The past week in the IPL has been tumultous. Bangalore, after six consecutive losses, won three matches on the trot, while Chennai and Kolkata, both highly fancied teams, have had major setbacks, losing even at home.
While RCB still languish at the bottom of the table and CSK remain at the top, these topsy-turvy results have made the points table very claustrophobic and the outcome of the IPL highly unpredictable.
With the departure of overseas players, the onus will be greater on India’s stars to steer the fortunes of their respective teams. Just how important this can be gauged from CSK’s losses when M S Dhoni hasn’t played.
Nevertheless, the most fascinating story of the week was beyond match results and had to do with Dhoni’s intervention in the lives of young Riyan Parag, who plays for Rajasthan Royals, and his father Parag Das, who had played Ranji Trophy for Assam.
As it has emerged, Parag Senior had been stumped by Dhoni, who was 18 then, in a Ranji match in circa 2000. Almost two decades later, in the IPL this year, Dhoni was playing against 17-year-old Parag Junior, making his debut for Rajasthan.
Even writers with fertile imagination would have baulked at thinking up such an incredible script. But fact, to use a cliche, can be stranger than fiction. The cricket history of the Parags and Dhoni, will now remain intertwined forever. How young Riyan’s future shapes up from here remains to be seen. He’s impressed in the few innings he’s played, especially his composure and strokeplay in Rajasthan’s fantastic win over KKR the other night.

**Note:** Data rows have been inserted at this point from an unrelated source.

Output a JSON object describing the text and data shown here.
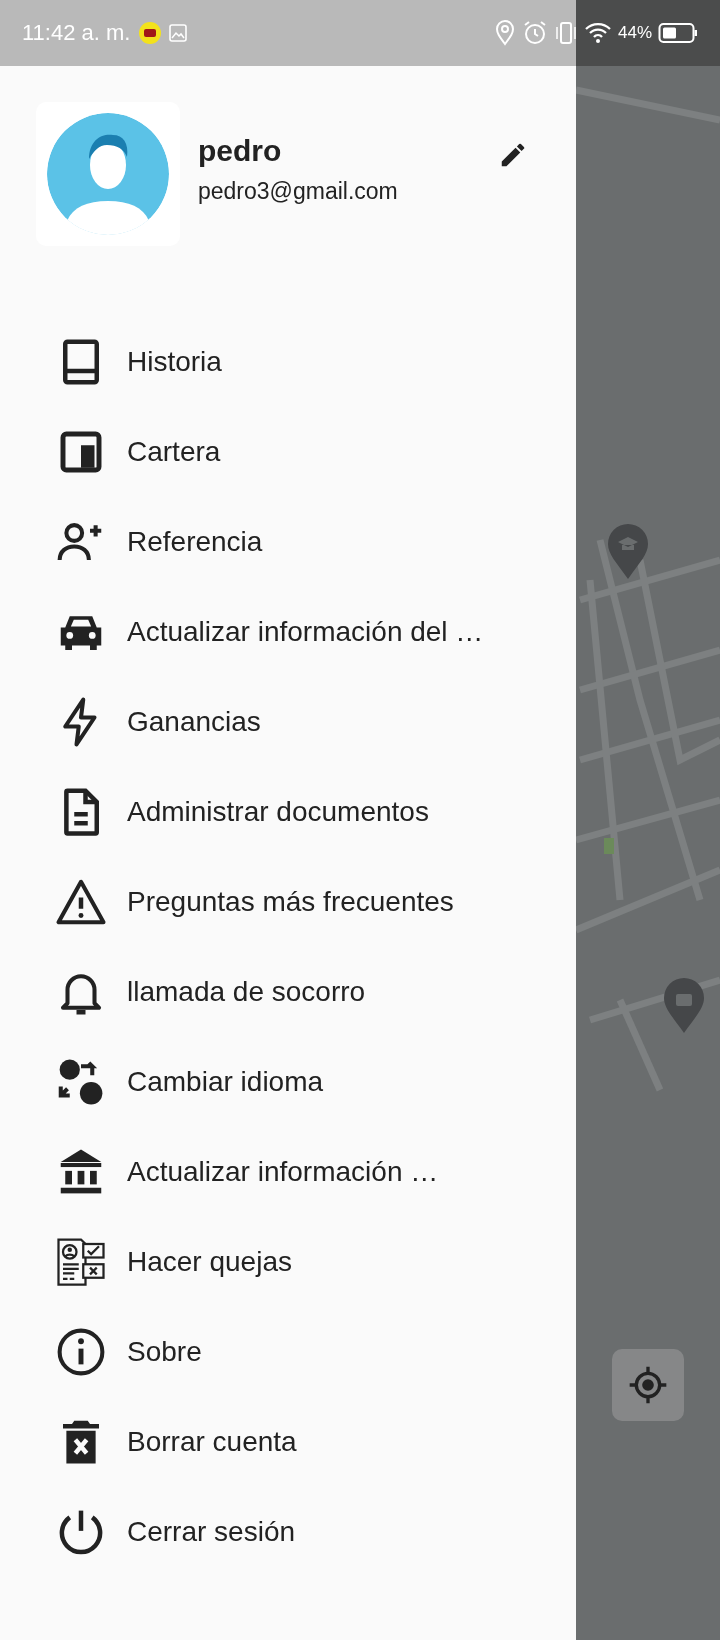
{
  "status_bar": {
    "time": "11:42 a. m.",
    "battery": "44%"
  },
  "profile": {
    "name": "pedro",
    "email": "pedro3@gmail.com"
  },
  "menu": [
    {
      "label": "Historia"
    },
    {
      "label": "Cartera"
    },
    {
      "label": "Referencia"
    },
    {
      "label": "Actualizar información del …"
    },
    {
      "label": "Ganancias"
    },
    {
      "label": "Administrar documentos"
    },
    {
      "label": "Preguntas más frecuentes"
    },
    {
      "label": "llamada de socorro"
    },
    {
      "label": "Cambiar idioma"
    },
    {
      "label": "Actualizar información …"
    },
    {
      "label": "Hacer quejas"
    },
    {
      "label": "Sobre"
    },
    {
      "label": "Borrar cuenta"
    },
    {
      "label": "Cerrar sesión"
    }
  ]
}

The best tutorial for him at this age — as indeed for budding cricketers everywhere — would be to study Dhoni’s career diligently, and understand how he has managed it so marvelously.
It is flawed and churlish thinking to pooh-pooh any player who has made it to the top level, irrespective of performance. Unless a player has talent, it is unlikely he will come so far. Yet, the greater challenge for such players arises after.
Cricket history is replete with cricketers who had a meteoric rise, but after a few noteworthy performances, faded away just as rapidly, unable to live up to their original promise.
This could be because of limitations of ability, severity of competition and in some cases, sheer bad luck. But in most cases, it is because the player’s learning curve first plateaus and then starts dipping early.
What this actually means is inability to handle pressure that playing at the highest level entails. No career is a straight line going north. There will always be ups and downs.
It is grit, hard work and ambition that help overcome troughs and obstacles. Those who can’t cope with such pressures lose their zest for the game early.
The largest bulk of players at the international level range from the decent to the very good. Only a very small percentage can be called ‘great’, though that adjective is now used freely and loosely.
Greatness is located in longevity and consistency of high-level performance. Not many players remain relevant for 18-20 years in the sport. This requires, apart from strong focus and ambition, being able to keep oneself physically fit and mentally tough all the time.
Dhoni’s body of work since 2004 when he made his international debut has been spectacular. He’s excelled in all formats, played with a selflessness that has been bereft of personal milestones and hankering for power.
He belongs to the small cluster of players in Independent India like Vinoo Mankad, Bishen Bedi, Gavaskar, Kapil Dev, Tendulkar, Kumble, Dravid, Sehwag (with Kohli poised to join the cluster), whose career would stand the most stringent scrutiny for qualifying as ‘great’.
As the World Cup looms on the horizon — his fourth such tournament — he remains not just the best wicket-keeper-batsman in the country, but with his experience and tactical acumen, the fulcrum of the side....